I’m not crying foul on this trade yet. Maybe I’ve just been scarred by Vernon Wells’ last season and the home/away splits that preceded it. Maybe Iannetta’s splits have more to do with really feeling comfortable with the home crowd, the home clubhouse, home cooking, home anything but the Earth’s yellow sun like properties that Coors Field has on the would-be Superman bats of hitters ranging anywhere from mediocre to awesome. Maybe?? Or, maybe my pessimistic thoughts are more akin to realistic thoughts in this case.
In an interview today on Clubhouse Confidential Jerry Dipoto was asked about this very thing and chose the more optimistic interpretation of the splits. On the one hand, of course he would, he just made the deal! On the other hand, he did work for the Rockies and has some insight into the players. Then again, when asked what primary characteristic sold him on Ianetta, Dipoto said, He walks. A lot. Okay. So, what then? Iannetta is the Italian demi-god of walks?

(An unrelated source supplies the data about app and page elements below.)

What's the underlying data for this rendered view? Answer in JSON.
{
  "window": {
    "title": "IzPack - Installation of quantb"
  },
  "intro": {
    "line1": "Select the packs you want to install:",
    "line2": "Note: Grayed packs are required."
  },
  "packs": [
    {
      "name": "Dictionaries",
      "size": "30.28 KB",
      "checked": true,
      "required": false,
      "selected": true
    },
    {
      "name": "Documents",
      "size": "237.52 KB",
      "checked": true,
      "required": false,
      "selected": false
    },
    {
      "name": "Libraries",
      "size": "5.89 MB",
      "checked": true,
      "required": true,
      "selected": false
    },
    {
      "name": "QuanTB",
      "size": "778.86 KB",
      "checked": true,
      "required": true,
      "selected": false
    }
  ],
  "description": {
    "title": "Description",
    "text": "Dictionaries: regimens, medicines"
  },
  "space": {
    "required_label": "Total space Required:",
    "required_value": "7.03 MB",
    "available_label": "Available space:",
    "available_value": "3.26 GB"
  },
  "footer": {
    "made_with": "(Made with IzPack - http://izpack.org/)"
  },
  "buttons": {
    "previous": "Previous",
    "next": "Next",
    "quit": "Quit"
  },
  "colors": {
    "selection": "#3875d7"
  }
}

Anyway, National League folks, or anyone else who knows a lot more about this player than I, lay it on me. What do you think of this acquisition?
And as for the trading away Tyler Chatwood, I don’t mind it terribly. I thought he was good, poised beyond his tender years, and showed promise as a bottom half of the rotation starter. I was less than thrilled with his strikeout to walk ratio and with how early and how well and thoroughly he sputtered out during his rookie season. I know that it will take another season to determine if that’s indicative of a long term flaw or just rookie stretching out and growing pains, but I still don’t view trading him as a bad thing, not that I would have minded keeping him either. Of course, if the Rockies turn around and trade him to the Rangers tomorrow and Chatty proceeds to take revenge on the team who scorned him by having a career year and sitting our asses down one by one all season long, I may revise my opinion somewhat.
Scarred, who? Me?